Exercise prompt = Would you copy out each line of the records below that includes the word "Lightbox"?

Data =
↓
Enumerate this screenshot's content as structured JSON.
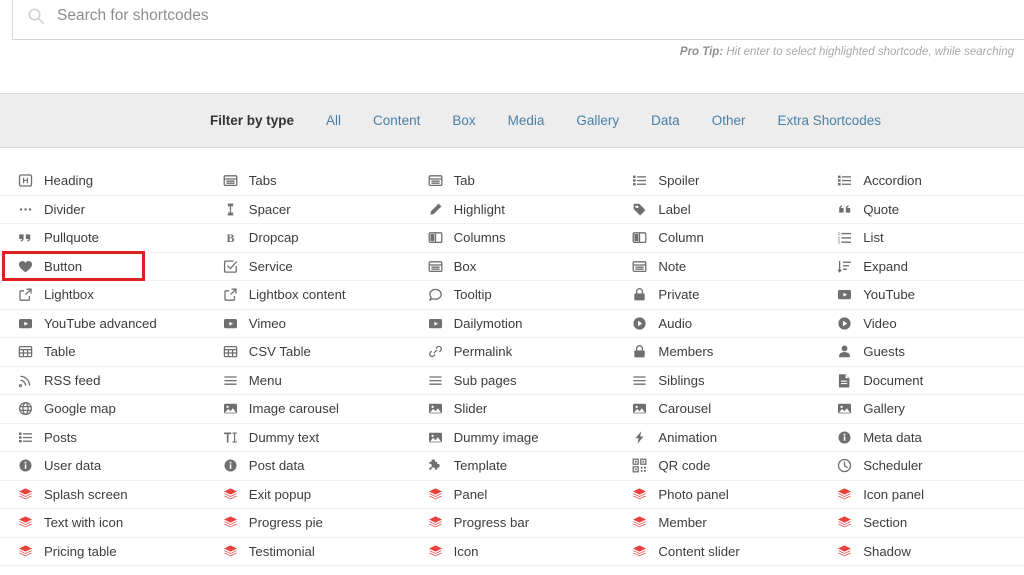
{
  "search": {
    "placeholder": "Search for shortcodes",
    "value": ""
  },
  "pro_tip": {
    "label": "Pro Tip:",
    "text": " Hit enter to select highlighted shortcode, while searching"
  },
  "filter": {
    "label": "Filter by type",
    "options": [
      "All",
      "Content",
      "Box",
      "Media",
      "Gallery",
      "Data",
      "Other",
      "Extra Shortcodes"
    ]
  },
  "colors": {
    "link": "#4a80a8",
    "red_icon": "#e8423f",
    "highlight_border": "#e02020",
    "filter_bar_bg": "#ededed",
    "text": "#3d3d3d"
  },
  "highlight": {
    "item": "Button"
  },
  "columns": [
    {
      "items": [
        {
          "label": "Heading",
          "icon": "heading-icon",
          "red": false
        },
        {
          "label": "Divider",
          "icon": "divider-icon",
          "red": false
        },
        {
          "label": "Pullquote",
          "icon": "quote-icon",
          "red": false
        },
        {
          "label": "Button",
          "icon": "heart-icon",
          "red": false
        },
        {
          "label": "Lightbox",
          "icon": "external-link-icon",
          "red": false
        },
        {
          "label": "YouTube advanced",
          "icon": "video-box-icon",
          "red": false
        },
        {
          "label": "Table",
          "icon": "table-grid-icon",
          "red": false
        },
        {
          "label": "RSS feed",
          "icon": "rss-icon",
          "red": false
        },
        {
          "label": "Google map",
          "icon": "globe-icon",
          "red": false
        },
        {
          "label": "Posts",
          "icon": "list-blocks-icon",
          "red": false
        },
        {
          "label": "User data",
          "icon": "info-circle-icon",
          "red": false
        },
        {
          "label": "Splash screen",
          "icon": "layers-icon",
          "red": true
        },
        {
          "label": "Text with icon",
          "icon": "layers-icon",
          "red": true
        },
        {
          "label": "Pricing table",
          "icon": "layers-icon",
          "red": true
        }
      ]
    },
    {
      "items": [
        {
          "label": "Tabs",
          "icon": "tabs-icon",
          "red": false
        },
        {
          "label": "Spacer",
          "icon": "vertical-arrow-icon",
          "red": false
        },
        {
          "label": "Dropcap",
          "icon": "bold-b-icon",
          "red": false
        },
        {
          "label": "Service",
          "icon": "check-square-icon",
          "red": false
        },
        {
          "label": "Lightbox content",
          "icon": "external-link-icon",
          "red": false
        },
        {
          "label": "Vimeo",
          "icon": "video-box-icon",
          "red": false
        },
        {
          "label": "CSV Table",
          "icon": "table-grid-icon",
          "red": false
        },
        {
          "label": "Menu",
          "icon": "menu-lines-icon",
          "red": false
        },
        {
          "label": "Image carousel",
          "icon": "image-icon",
          "red": false
        },
        {
          "label": "Dummy text",
          "icon": "text-tool-icon",
          "red": false
        },
        {
          "label": "Post data",
          "icon": "info-circle-icon",
          "red": false
        },
        {
          "label": "Exit popup",
          "icon": "layers-icon",
          "red": true
        },
        {
          "label": "Progress pie",
          "icon": "layers-icon",
          "red": true
        },
        {
          "label": "Testimonial",
          "icon": "layers-icon",
          "red": true
        }
      ]
    },
    {
      "items": [
        {
          "label": "Tab",
          "icon": "tabs-icon",
          "red": false
        },
        {
          "label": "Highlight",
          "icon": "pencil-icon",
          "red": false
        },
        {
          "label": "Columns",
          "icon": "columns-icon",
          "red": false
        },
        {
          "label": "Box",
          "icon": "tabs-icon",
          "red": false
        },
        {
          "label": "Tooltip",
          "icon": "speech-bubble-icon",
          "red": false
        },
        {
          "label": "Dailymotion",
          "icon": "video-box-icon",
          "red": false
        },
        {
          "label": "Permalink",
          "icon": "link-chain-icon",
          "red": false
        },
        {
          "label": "Sub pages",
          "icon": "menu-lines-icon",
          "red": false
        },
        {
          "label": "Slider",
          "icon": "image-icon",
          "red": false
        },
        {
          "label": "Dummy image",
          "icon": "image-icon",
          "red": false
        },
        {
          "label": "Template",
          "icon": "puzzle-icon",
          "red": false
        },
        {
          "label": "Panel",
          "icon": "layers-icon",
          "red": true
        },
        {
          "label": "Progress bar",
          "icon": "layers-icon",
          "red": true
        },
        {
          "label": "Icon",
          "icon": "layers-icon",
          "red": true
        }
      ]
    },
    {
      "items": [
        {
          "label": "Spoiler",
          "icon": "list-blocks-icon",
          "red": false
        },
        {
          "label": "Label",
          "icon": "tag-icon",
          "red": false
        },
        {
          "label": "Column",
          "icon": "columns-icon",
          "red": false
        },
        {
          "label": "Note",
          "icon": "tabs-icon",
          "red": false
        },
        {
          "label": "Private",
          "icon": "lock-icon",
          "red": false
        },
        {
          "label": "Audio",
          "icon": "play-circle-icon",
          "red": false
        },
        {
          "label": "Members",
          "icon": "lock-icon",
          "red": false
        },
        {
          "label": "Siblings",
          "icon": "menu-lines-icon",
          "red": false
        },
        {
          "label": "Carousel",
          "icon": "image-icon",
          "red": false
        },
        {
          "label": "Animation",
          "icon": "bolt-icon",
          "red": false
        },
        {
          "label": "QR code",
          "icon": "qr-code-icon",
          "red": false
        },
        {
          "label": "Photo panel",
          "icon": "layers-icon",
          "red": true
        },
        {
          "label": "Member",
          "icon": "layers-icon",
          "red": true
        },
        {
          "label": "Content slider",
          "icon": "layers-icon",
          "red": true
        }
      ]
    },
    {
      "items": [
        {
          "label": "Accordion",
          "icon": "list-blocks-icon",
          "red": false
        },
        {
          "label": "Quote",
          "icon": "quote-right-icon",
          "red": false
        },
        {
          "label": "List",
          "icon": "ordered-list-icon",
          "red": false
        },
        {
          "label": "Expand",
          "icon": "sort-amount-icon",
          "red": false
        },
        {
          "label": "YouTube",
          "icon": "video-box-icon",
          "red": false
        },
        {
          "label": "Video",
          "icon": "play-circle-icon",
          "red": false
        },
        {
          "label": "Guests",
          "icon": "user-icon",
          "red": false
        },
        {
          "label": "Document",
          "icon": "document-icon",
          "red": false
        },
        {
          "label": "Gallery",
          "icon": "image-icon",
          "red": false
        },
        {
          "label": "Meta data",
          "icon": "info-circle-icon",
          "red": false
        },
        {
          "label": "Scheduler",
          "icon": "clock-icon",
          "red": false
        },
        {
          "label": "Icon panel",
          "icon": "layers-icon",
          "red": true
        },
        {
          "label": "Section",
          "icon": "layers-icon",
          "red": true
        },
        {
          "label": "Shadow",
          "icon": "layers-icon",
          "red": true
        }
      ]
    }
  ]
}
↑
Answer to this problem =
          "label": "Lightbox",
          "label": "Lightbox content",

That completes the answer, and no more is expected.